Photo: Bad River, Joshua Mayer/Flickr
There’s a little ditty that goes “Second verse, same as the first…”
It’s been stuck in my head since I first glanced at the new draft of the mining bill Assembly Republicans put out today. This draft is as bad as the first in terms of its implications for the environment and public input. Here’s our initial take on it. Rest assured that our legal staff and government relations director are combing through the 180-page draft.
Assembly Republicans’ Mining Bill Bad for the Environment
New draft much like the first, cutting environmental protections and slashing public input
December 8, 2011
MADISON — Despite public outcry earlier in the year, Assembly Republicans released their draft of a new mining bill today that is very similar to the draft mining bill shelved earlier this spring. The bill introduced today still slashes public input and exempts iron mining from existing environmental laws.

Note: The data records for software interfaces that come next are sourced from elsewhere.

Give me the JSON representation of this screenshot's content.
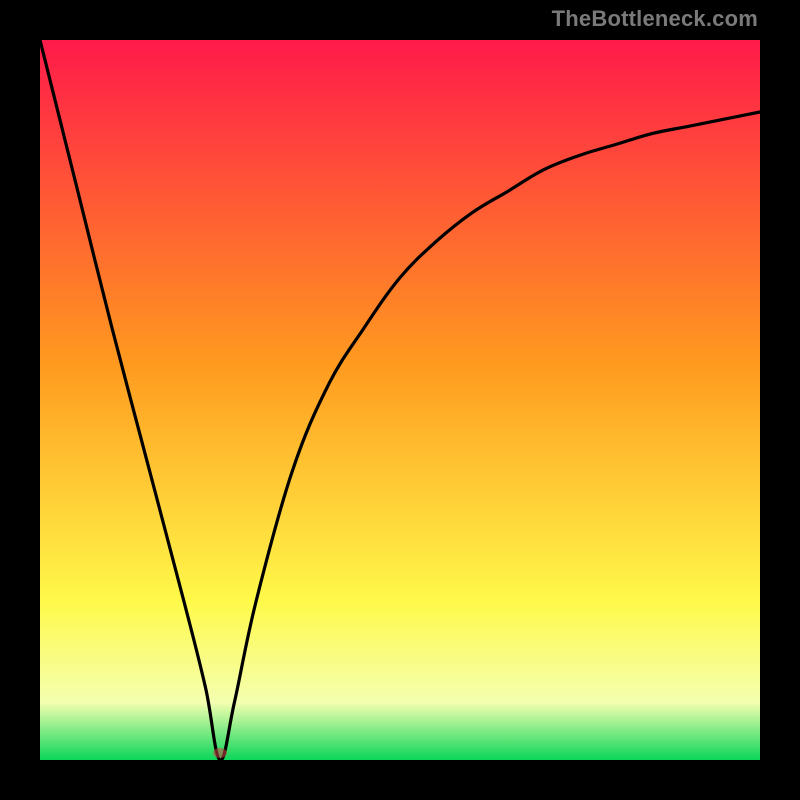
{
  "watermark": "TheBottleneck.com",
  "colors": {
    "black": "#000000",
    "red_top": "#ff1a4a",
    "orange_mid": "#ff9a1f",
    "yellow": "#fff94a",
    "pale": "#f4ffb0",
    "green": "#0bd659",
    "curve": "#000000",
    "marker": "rgba(200,70,70,0.55)"
  },
  "chart_data": {
    "type": "line",
    "title": "",
    "xlabel": "",
    "ylabel": "",
    "xlim": [
      0,
      100
    ],
    "ylim": [
      0,
      100
    ],
    "grid": false,
    "legend": false,
    "series": [
      {
        "name": "bottleneck-curve",
        "x": [
          0,
          5,
          10,
          15,
          20,
          23,
          25,
          27,
          30,
          35,
          40,
          45,
          50,
          55,
          60,
          65,
          70,
          75,
          80,
          85,
          90,
          95,
          100
        ],
        "y": [
          100,
          80,
          60,
          41,
          22,
          10,
          0,
          8,
          22,
          40,
          52,
          60,
          67,
          72,
          76,
          79,
          82,
          84,
          85.5,
          87,
          88,
          89,
          90
        ]
      }
    ],
    "min_point": {
      "x": 25,
      "y": 0
    },
    "marker": {
      "x": 25,
      "y": 1
    },
    "gradient_stops": [
      {
        "pos": 0.0,
        "color": "#ff1a4a"
      },
      {
        "pos": 0.45,
        "color": "#ff9a1f"
      },
      {
        "pos": 0.78,
        "color": "#fff94a"
      },
      {
        "pos": 0.92,
        "color": "#f4ffb0"
      },
      {
        "pos": 1.0,
        "color": "#0bd659"
      }
    ]
  }
}
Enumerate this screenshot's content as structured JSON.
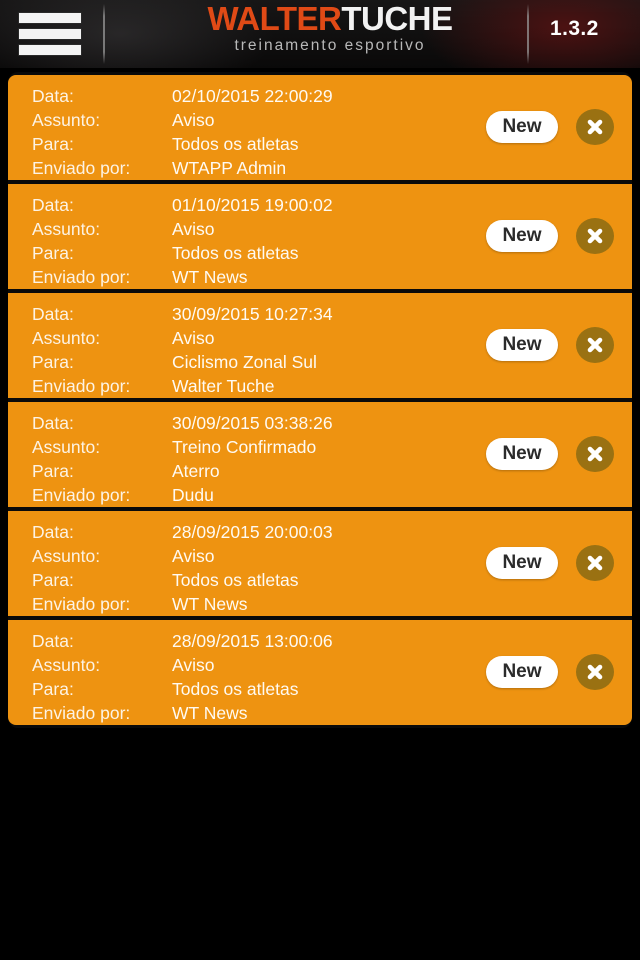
{
  "header": {
    "menu_icon": "hamburger-menu-icon",
    "logo_part1": "WALTER",
    "logo_part2": "TUCHE",
    "logo_tagline": "treinamento esportivo",
    "version": "1.3.2",
    "colors": {
      "logo_orange": "#e04a16",
      "logo_white": "#f2f2f2",
      "background": "#111010"
    }
  },
  "list": {
    "labels": {
      "date": "Data:",
      "subject": "Assunto:",
      "to": "Para:",
      "sender": "Enviado por:"
    },
    "badge_label": "New",
    "delete_icon": "close-x-icon",
    "colors": {
      "card": "#ee9311",
      "badge_bg": "#ffffff",
      "delete_bg": "#9a7112"
    },
    "messages": [
      {
        "date": "02/10/2015 22:00:29",
        "subject": "Aviso",
        "to": "Todos os atletas",
        "sender": "WTAPP Admin",
        "badge": "New"
      },
      {
        "date": "01/10/2015 19:00:02",
        "subject": "Aviso",
        "to": "Todos os atletas",
        "sender": "WT News",
        "badge": "New"
      },
      {
        "date": "30/09/2015 10:27:34",
        "subject": "Aviso",
        "to": "Ciclismo Zonal Sul",
        "sender": "Walter Tuche",
        "badge": "New"
      },
      {
        "date": "30/09/2015 03:38:26",
        "subject": "Treino Confirmado",
        "to": "Aterro",
        "sender": "Dudu",
        "badge": "New"
      },
      {
        "date": "28/09/2015 20:00:03",
        "subject": "Aviso",
        "to": "Todos os atletas",
        "sender": "WT News",
        "badge": "New"
      },
      {
        "date": "28/09/2015 13:00:06",
        "subject": "Aviso",
        "to": "Todos os atletas",
        "sender": "WT News",
        "badge": "New"
      }
    ]
  }
}
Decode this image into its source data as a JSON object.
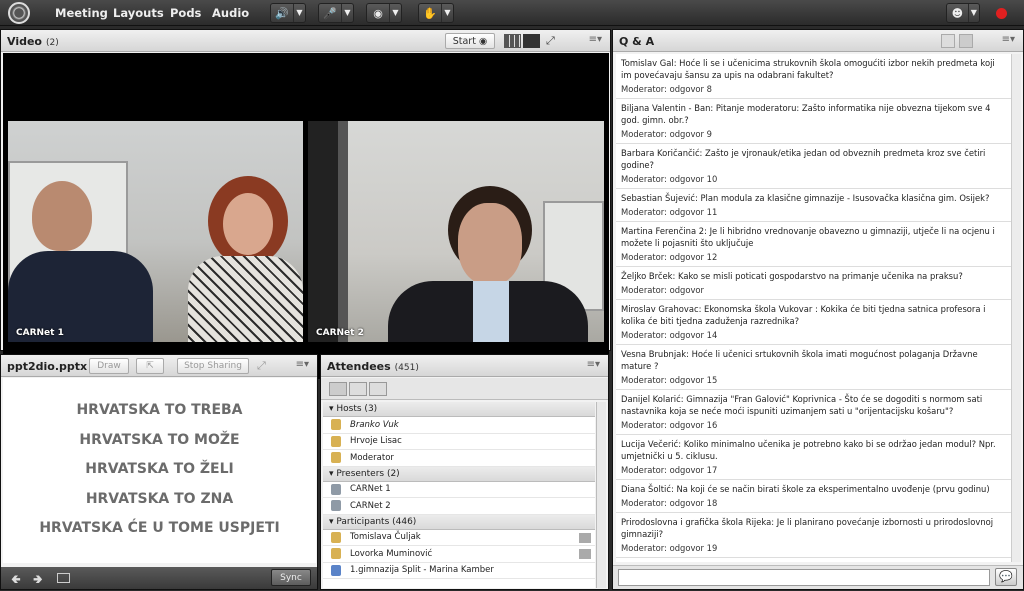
{
  "topbar": {
    "menus": [
      "Meeting",
      "Layouts",
      "Pods",
      "Audio"
    ],
    "icons": [
      "speaker-icon",
      "microphone-icon",
      "camera-icon",
      "raise-hand-icon"
    ],
    "status_color": "#e02020"
  },
  "video": {
    "title": "Video",
    "count": "(2)",
    "start_label": "Start",
    "feeds": [
      {
        "label": "CARNet 1"
      },
      {
        "label": "CARNet 2"
      }
    ]
  },
  "share": {
    "title": "ppt2dio.pptx",
    "draw_label": "Draw",
    "stop_label": "Stop Sharing",
    "sync_label": "Sync",
    "slide_lines": [
      "HRVATSKA TO TREBA",
      "HRVATSKA TO MOŽE",
      "HRVATSKA TO ŽELI",
      "HRVATSKA TO ZNA",
      "HRVATSKA ĆE U TOME USPJETI"
    ]
  },
  "attendees": {
    "title": "Attendees",
    "count": "(451)",
    "sections": [
      {
        "label": "Hosts (3)",
        "people": [
          "Branko Vuk",
          "Hrvoje Lisac",
          "Moderator"
        ]
      },
      {
        "label": "Presenters (2)",
        "people": [
          "CARNet 1",
          "CARNet 2"
        ]
      },
      {
        "label": "Participants (446)",
        "people": [
          "Tomislava Čuljak",
          "Lovorka Muminović",
          "1.gimnazija Split - Marina Kamber"
        ]
      }
    ]
  },
  "qa": {
    "title": "Q & A",
    "items": [
      {
        "q": "Tomislav Gal: Hoće li se i učenicima strukovnih škola omogućiti izbor nekih predmeta koji im povećavaju šansu za upis na odabrani fakultet?",
        "a": "Moderator: odgovor 8"
      },
      {
        "q": "Biljana Valentin - Ban: Pitanje moderatoru: Zašto informatika nije obvezna tijekom sve 4 god. gimn. obr.?",
        "a": "Moderator: odgovor 9"
      },
      {
        "q": "Barbara Koričančić: Zašto je vjronauk/etika jedan od obveznih predmeta kroz sve četiri godine?",
        "a": "Moderator: odgovor 10"
      },
      {
        "q": "Sebastian Šujević: Plan modula za klasične gimnazije - Isusovačka klasična gim. Osijek?",
        "a": "Moderator: odgovor 11"
      },
      {
        "q": "Martina Ferenčina 2: Je li hibridno vrednovanje obavezno u gimnaziji, utječe li na ocjenu i možete li pojasniti što uključuje",
        "a": "Moderator: odgovor 12"
      },
      {
        "q": "Željko Brček: Kako se misli poticati gospodarstvo na primanje učenika na praksu?",
        "a": "Moderator: odgovor"
      },
      {
        "q": "Miroslav Grahovac: Ekonomska škola Vukovar : Kokika će biti tjedna satnica profesora i kolika će biti tjedna zaduženja razrednika?",
        "a": "Moderator: odgovor 14"
      },
      {
        "q": "Vesna Brubnjak: Hoće li učenici srtukovnih škola imati mogućnost polaganja Državne mature ?",
        "a": "Moderator: odgovor 15"
      },
      {
        "q": "Danijel Kolarić: Gimnazija \"Fran Galović\" Koprivnica - Što će se dogoditi s normom sati nastavnika koja se neće moći ispuniti uzimanjem sati u \"orijentacijsku košaru\"?",
        "a": "Moderator: odgovor 16"
      },
      {
        "q": "Lucija Večerić: Koliko minimalno učenika je potrebno kako bi se održao jedan modul? Npr. umjetnički u 5. ciklusu.",
        "a": "Moderator: odgovor 17"
      },
      {
        "q": "Diana Šoltić: Na koji će se način birati škole za eksperimentalno uvođenje (prvu godinu)",
        "a": "Moderator: odgovor 18"
      },
      {
        "q": "Prirodoslovna i grafička škola Rijeka: Je li planirano povećanje izbornosti u prirodoslovnoj gimnaziji?",
        "a": "Moderator: odgovor 19"
      }
    ],
    "input_placeholder": ""
  }
}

“They obviously haven’t listened to the people and didn’t learn from the last fiasco, the draft mining bill leaked last spring,” says Amber Meyer Smith, director of government relations for Clean Wisconsin. “I don’t know how anyone could say with a straight face that this bill doesn’t contain huge rollbacks to environmental laws and gut the public input process.”The Legislature is rewriting Wisconsin’s mining laws as Gogebic Taconite, a subsidiary of a West Virginia-based mining corporation called the Cline Group, proposes to build a massive strip mine near Ashland, Wisconsin. The corporation has leased the mineral rights to 22,000 acres in the Penokee Range, at the headwaters of the pristine Bad River. A draft mining bill released this spring contained language that would have fast-tracked mining proposals, limited public input and provided for an unprecedented elimination of environmental protections. That bill was shelved after immense public outcry.Written in secret, the bill introduced today, LRB 3520, has many of the same egregious provisions the original contained. The new bill still takes away citizens’ legal rights and eliminates other avenues of public input during the permitting process. The bill eliminates any meaningful DNR review of a mining permit, and at the same time denies the public the chance to hold mining companies accountable for their actions.The bill takes aim at current laws that protect high-quality wetlands, drinking water sources, trout streams, and clean air and water. The language of the bill actually states that the destruction of natural resources “is presumed to be necessary” for a mine.
Assembly Republicans will hold a public hearing on the bill next Wednesday, Dec. 14 at 10 a.m. at Wisconsin State Fair Park. Leadership has indicated this is the only hearing they will have on the bill.“This bill clearly puts the profits of wealthy out-of-state strip mining executives ahead of public health and environmental protections in our state,” says Smith. “A majority of Wisconsinites have already said they don’t support changes to mining law that are detrimental to the environment, but today’s bill ignores that.”